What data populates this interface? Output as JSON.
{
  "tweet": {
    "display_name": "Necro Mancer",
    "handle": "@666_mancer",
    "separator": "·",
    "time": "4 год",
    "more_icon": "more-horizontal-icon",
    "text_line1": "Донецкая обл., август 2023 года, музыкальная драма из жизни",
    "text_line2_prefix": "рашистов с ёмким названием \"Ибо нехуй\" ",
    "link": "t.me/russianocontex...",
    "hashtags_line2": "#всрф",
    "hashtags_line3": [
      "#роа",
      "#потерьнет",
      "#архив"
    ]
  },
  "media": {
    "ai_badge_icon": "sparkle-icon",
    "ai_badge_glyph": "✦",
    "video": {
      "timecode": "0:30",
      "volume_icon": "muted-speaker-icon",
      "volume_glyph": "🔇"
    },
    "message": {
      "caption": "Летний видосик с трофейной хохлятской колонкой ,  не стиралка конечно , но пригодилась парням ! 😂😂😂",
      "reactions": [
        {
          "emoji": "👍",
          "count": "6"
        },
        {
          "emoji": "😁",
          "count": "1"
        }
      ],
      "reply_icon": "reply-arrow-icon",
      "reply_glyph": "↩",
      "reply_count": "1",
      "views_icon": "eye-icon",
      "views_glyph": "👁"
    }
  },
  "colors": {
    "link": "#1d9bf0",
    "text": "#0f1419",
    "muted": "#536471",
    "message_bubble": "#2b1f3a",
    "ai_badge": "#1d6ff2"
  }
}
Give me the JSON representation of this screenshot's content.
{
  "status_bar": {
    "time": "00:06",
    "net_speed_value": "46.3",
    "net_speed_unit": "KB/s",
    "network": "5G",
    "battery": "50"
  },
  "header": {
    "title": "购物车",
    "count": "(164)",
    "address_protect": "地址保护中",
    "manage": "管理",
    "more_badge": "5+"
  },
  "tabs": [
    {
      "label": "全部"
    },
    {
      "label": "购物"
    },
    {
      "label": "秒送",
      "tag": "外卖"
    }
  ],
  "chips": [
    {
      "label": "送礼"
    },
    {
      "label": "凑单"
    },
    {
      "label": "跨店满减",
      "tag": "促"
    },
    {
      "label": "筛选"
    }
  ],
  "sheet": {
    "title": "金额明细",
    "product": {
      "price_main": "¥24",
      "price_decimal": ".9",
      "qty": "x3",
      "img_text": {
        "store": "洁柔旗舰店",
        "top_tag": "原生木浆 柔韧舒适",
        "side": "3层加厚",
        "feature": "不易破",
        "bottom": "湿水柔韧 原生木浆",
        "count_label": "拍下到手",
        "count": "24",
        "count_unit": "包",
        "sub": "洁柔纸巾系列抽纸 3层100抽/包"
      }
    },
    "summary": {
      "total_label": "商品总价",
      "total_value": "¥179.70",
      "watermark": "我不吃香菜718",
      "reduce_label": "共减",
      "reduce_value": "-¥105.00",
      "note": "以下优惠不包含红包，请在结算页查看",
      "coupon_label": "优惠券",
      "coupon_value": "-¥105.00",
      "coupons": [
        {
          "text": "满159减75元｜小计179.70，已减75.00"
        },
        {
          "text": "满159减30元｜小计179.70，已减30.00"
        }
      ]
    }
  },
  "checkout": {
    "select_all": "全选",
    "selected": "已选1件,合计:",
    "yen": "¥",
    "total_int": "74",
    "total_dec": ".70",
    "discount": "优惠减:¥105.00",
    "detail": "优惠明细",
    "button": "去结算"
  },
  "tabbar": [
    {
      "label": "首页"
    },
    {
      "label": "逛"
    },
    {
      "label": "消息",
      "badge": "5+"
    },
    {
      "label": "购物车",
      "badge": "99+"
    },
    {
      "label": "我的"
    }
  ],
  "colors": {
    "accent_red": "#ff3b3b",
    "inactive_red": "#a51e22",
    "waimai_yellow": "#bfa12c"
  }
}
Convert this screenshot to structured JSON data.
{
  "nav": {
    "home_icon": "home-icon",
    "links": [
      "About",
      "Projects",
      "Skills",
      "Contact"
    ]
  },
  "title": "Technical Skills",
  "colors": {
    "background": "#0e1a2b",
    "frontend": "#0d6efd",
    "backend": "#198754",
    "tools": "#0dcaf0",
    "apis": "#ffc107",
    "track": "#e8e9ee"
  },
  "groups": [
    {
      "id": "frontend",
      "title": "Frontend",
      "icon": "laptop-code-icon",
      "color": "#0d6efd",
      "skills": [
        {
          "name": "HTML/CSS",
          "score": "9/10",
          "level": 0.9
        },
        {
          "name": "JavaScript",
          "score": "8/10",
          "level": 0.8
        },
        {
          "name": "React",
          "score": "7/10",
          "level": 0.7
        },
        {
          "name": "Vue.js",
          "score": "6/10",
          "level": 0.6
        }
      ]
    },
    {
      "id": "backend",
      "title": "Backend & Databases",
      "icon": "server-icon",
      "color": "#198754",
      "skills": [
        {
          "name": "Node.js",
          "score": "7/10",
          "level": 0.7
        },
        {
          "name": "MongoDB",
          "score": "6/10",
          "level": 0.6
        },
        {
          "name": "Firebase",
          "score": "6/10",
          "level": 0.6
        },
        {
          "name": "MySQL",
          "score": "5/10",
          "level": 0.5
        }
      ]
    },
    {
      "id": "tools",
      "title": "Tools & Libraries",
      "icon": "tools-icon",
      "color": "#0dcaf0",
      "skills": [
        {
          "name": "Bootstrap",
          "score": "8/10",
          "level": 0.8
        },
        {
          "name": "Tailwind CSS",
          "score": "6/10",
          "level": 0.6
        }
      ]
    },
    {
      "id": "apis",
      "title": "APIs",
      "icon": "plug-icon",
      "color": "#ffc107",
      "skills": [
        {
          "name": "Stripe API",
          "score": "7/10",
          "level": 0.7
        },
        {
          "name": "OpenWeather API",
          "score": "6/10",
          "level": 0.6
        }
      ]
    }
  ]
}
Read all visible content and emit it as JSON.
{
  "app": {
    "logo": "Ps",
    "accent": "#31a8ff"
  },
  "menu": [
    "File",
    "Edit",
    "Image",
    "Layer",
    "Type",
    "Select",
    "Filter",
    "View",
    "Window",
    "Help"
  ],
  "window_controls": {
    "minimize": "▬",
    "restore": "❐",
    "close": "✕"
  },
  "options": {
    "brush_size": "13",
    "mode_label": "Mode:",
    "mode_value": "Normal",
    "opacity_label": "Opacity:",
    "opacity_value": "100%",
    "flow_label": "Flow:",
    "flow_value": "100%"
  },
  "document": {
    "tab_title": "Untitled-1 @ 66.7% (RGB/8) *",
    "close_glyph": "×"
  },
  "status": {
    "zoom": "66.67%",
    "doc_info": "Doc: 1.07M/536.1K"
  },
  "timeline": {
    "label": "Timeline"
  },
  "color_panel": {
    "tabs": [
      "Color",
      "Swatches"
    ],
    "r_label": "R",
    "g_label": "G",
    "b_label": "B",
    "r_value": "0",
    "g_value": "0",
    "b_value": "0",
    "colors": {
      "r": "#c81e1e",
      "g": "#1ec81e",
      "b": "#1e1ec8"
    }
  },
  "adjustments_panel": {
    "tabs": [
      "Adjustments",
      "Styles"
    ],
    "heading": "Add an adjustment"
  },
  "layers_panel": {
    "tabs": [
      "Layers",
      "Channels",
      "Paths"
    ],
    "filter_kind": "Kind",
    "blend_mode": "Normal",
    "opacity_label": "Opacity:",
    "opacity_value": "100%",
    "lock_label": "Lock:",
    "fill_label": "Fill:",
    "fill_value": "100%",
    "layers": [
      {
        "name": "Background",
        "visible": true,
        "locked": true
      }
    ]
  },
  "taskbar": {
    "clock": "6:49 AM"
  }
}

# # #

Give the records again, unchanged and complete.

What data populates this interface? Output as JSON.
{
  "tweet": {
    "display_name": "Necro Mancer",
    "handle": "@666_mancer",
    "separator": "·",
    "time": "4 год",
    "more_icon": "more-horizontal-icon",
    "text_line1": "Донецкая обл., август 2023 года, музыкальная драма из жизни",
    "text_line2_prefix": "рашистов с ёмким названием \"Ибо нехуй\" ",
    "link": "t.me/russianocontex...",
    "hashtags_line2": "#всрф",
    "hashtags_line3": [
      "#роа",
      "#потерьнет",
      "#архив"
    ]
  },
  "media": {
    "ai_badge_icon": "sparkle-icon",
    "ai_badge_glyph": "✦",
    "video": {
      "timecode": "0:30",
      "volume_icon": "muted-speaker-icon",
      "volume_glyph": "🔇"
    },
    "message": {
      "caption": "Летний видосик с трофейной хохлятской колонкой ,  не стиралка конечно , но пригодилась парням ! 😂😂😂",
      "reactions": [
        {
          "emoji": "👍",
          "count": "6"
        },
        {
          "emoji": "😁",
          "count": "1"
        }
      ],
      "reply_icon": "reply-arrow-icon",
      "reply_glyph": "↩",
      "reply_count": "1",
      "views_icon": "eye-icon",
      "views_glyph": "👁"
    }
  },
  "colors": {
    "link": "#1d9bf0",
    "text": "#0f1419",
    "muted": "#536471",
    "message_bubble": "#2b1f3a",
    "ai_badge": "#1d6ff2"
  }
}
Give me the JSON representation of this screenshot's content.
{
  "status_bar": {
    "time": "00:06",
    "net_speed_value": "46.3",
    "net_speed_unit": "KB/s",
    "network": "5G",
    "battery": "50"
  },
  "header": {
    "title": "购物车",
    "count": "(164)",
    "address_protect": "地址保护中",
    "manage": "管理",
    "more_badge": "5+"
  },
  "tabs": [
    {
      "label": "全部"
    },
    {
      "label": "购物"
    },
    {
      "label": "秒送",
      "tag": "外卖"
    }
  ],
  "chips": [
    {
      "label": "送礼"
    },
    {
      "label": "凑单"
    },
    {
      "label": "跨店满减",
      "tag": "促"
    },
    {
      "label": "筛选"
    }
  ],
  "sheet": {
    "title": "金额明细",
    "product": {
      "price_main": "¥24",
      "price_decimal": ".9",
      "qty": "x3",
      "img_text": {
        "store": "洁柔旗舰店",
        "top_tag": "原生木浆 柔韧舒适",
        "side": "3层加厚",
        "feature": "不易破",
        "bottom": "湿水柔韧 原生木浆",
        "count_label": "拍下到手",
        "count": "24",
        "count_unit": "包",
        "sub": "洁柔纸巾系列抽纸 3层100抽/包"
      }
    },
    "summary": {
      "total_label": "商品总价",
      "total_value": "¥179.70",
      "watermark": "我不吃香菜718",
      "reduce_label": "共减",
      "reduce_value": "-¥105.00",
      "note": "以下优惠不包含红包，请在结算页查看",
      "coupon_label": "优惠券",
      "coupon_value": "-¥105.00",
      "coupons": [
        {
          "text": "满159减75元｜小计179.70，已减75.00"
        },
        {
          "text": "满159减30元｜小计179.70，已减30.00"
        }
      ]
    }
  },
  "checkout": {
    "select_all": "全选",
    "selected": "已选1件,合计:",
    "yen": "¥",
    "total_int": "74",
    "total_dec": ".70",
    "discount": "优惠减:¥105.00",
    "detail": "优惠明细",
    "button": "去结算"
  },
  "tabbar": [
    {
      "label": "首页"
    },
    {
      "label": "逛"
    },
    {
      "label": "消息",
      "badge": "5+"
    },
    {
      "label": "购物车",
      "badge": "99+"
    },
    {
      "label": "我的"
    }
  ],
  "colors": {
    "accent_red": "#ff3b3b",
    "inactive_red": "#a51e22",
    "waimai_yellow": "#bfa12c"
  }
}
Convert this screenshot to structured JSON data.
{
  "nav": {
    "home_icon": "home-icon",
    "links": [
      "About",
      "Projects",
      "Skills",
      "Contact"
    ]
  },
  "title": "Technical Skills",
  "colors": {
    "background": "#0e1a2b",
    "frontend": "#0d6efd",
    "backend": "#198754",
    "tools": "#0dcaf0",
    "apis": "#ffc107",
    "track": "#e8e9ee"
  },
  "groups": [
    {
      "id": "frontend",
      "title": "Frontend",
      "icon": "laptop-code-icon",
      "color": "#0d6efd",
      "skills": [
        {
          "name": "HTML/CSS",
          "score": "9/10",
          "level": 0.9
        },
        {
          "name": "JavaScript",
          "score": "8/10",
          "level": 0.8
        },
        {
          "name": "React",
          "score": "7/10",
          "level": 0.7
        },
        {
          "name": "Vue.js",
          "score": "6/10",
          "level": 0.6
        }
      ]
    },
    {
      "id": "backend",
      "title": "Backend & Databases",
      "icon": "server-icon",
      "color": "#198754",
      "skills": [
        {
          "name": "Node.js",
          "score": "7/10",
          "level": 0.7
        },
        {
          "name": "MongoDB",
          "score": "6/10",
          "level": 0.6
        },
        {
          "name": "Firebase",
          "score": "6/10",
          "level": 0.6
        },
        {
          "name": "MySQL",
          "score": "5/10",
          "level": 0.5
        }
      ]
    },
    {
      "id": "tools",
      "title": "Tools & Libraries",
      "icon": "tools-icon",
      "color": "#0dcaf0",
      "skills": [
        {
          "name": "Bootstrap",
          "score": "8/10",
          "level": 0.8
        },
        {
          "name": "Tailwind CSS",
          "score": "6/10",
          "level": 0.6
        }
      ]
    },
    {
      "id": "apis",
      "title": "APIs",
      "icon": "plug-icon",
      "color": "#ffc107",
      "skills": [
        {
          "name": "Stripe API",
          "score": "7/10",
          "level": 0.7
        },
        {
          "name": "OpenWeather API",
          "score": "6/10",
          "level": 0.6
        }
      ]
    }
  ]
}
Read all visible content and emit it as JSON.
{
  "app": {
    "logo": "Ps",
    "accent": "#31a8ff"
  },
  "menu": [
    "File",
    "Edit",
    "Image",
    "Layer",
    "Type",
    "Select",
    "Filter",
    "View",
    "Window",
    "Help"
  ],
  "window_controls": {
    "minimize": "▬",
    "restore": "❐",
    "close": "✕"
  },
  "options": {
    "brush_size": "13",
    "mode_label": "Mode:",
    "mode_value": "Normal",
    "opacity_label": "Opacity:",
    "opacity_value": "100%",
    "flow_label": "Flow:",
    "flow_value": "100%"
  },
  "document": {
    "tab_title": "Untitled-1 @ 66.7% (RGB/8) *",
    "close_glyph": "×"
  },
  "status": {
    "zoom": "66.67%",
    "doc_info": "Doc: 1.07M/536.1K"
  },
  "timeline": {
    "label": "Timeline"
  },
  "color_panel": {
    "tabs": [
      "Color",
      "Swatches"
    ],
    "r_label": "R",
    "g_label": "G",
    "b_label": "B",
    "r_value": "0",
    "g_value": "0",
    "b_value": "0",
    "colors": {
      "r": "#c81e1e",
      "g": "#1ec81e",
      "b": "#1e1ec8"
    }
  },
  "adjustments_panel": {
    "tabs": [
      "Adjustments",
      "Styles"
    ],
    "heading": "Add an adjustment"
  },
  "layers_panel": {
    "tabs": [
      "Layers",
      "Channels",
      "Paths"
    ],
    "filter_kind": "Kind",
    "blend_mode": "Normal",
    "opacity_label": "Opacity:",
    "opacity_value": "100%",
    "lock_label": "Lock:",
    "fill_label": "Fill:",
    "fill_value": "100%",
    "layers": [
      {
        "name": "Background",
        "visible": true,
        "locked": true
      }
    ]
  },
  "taskbar": {
    "clock": "6:49 AM"
  }
}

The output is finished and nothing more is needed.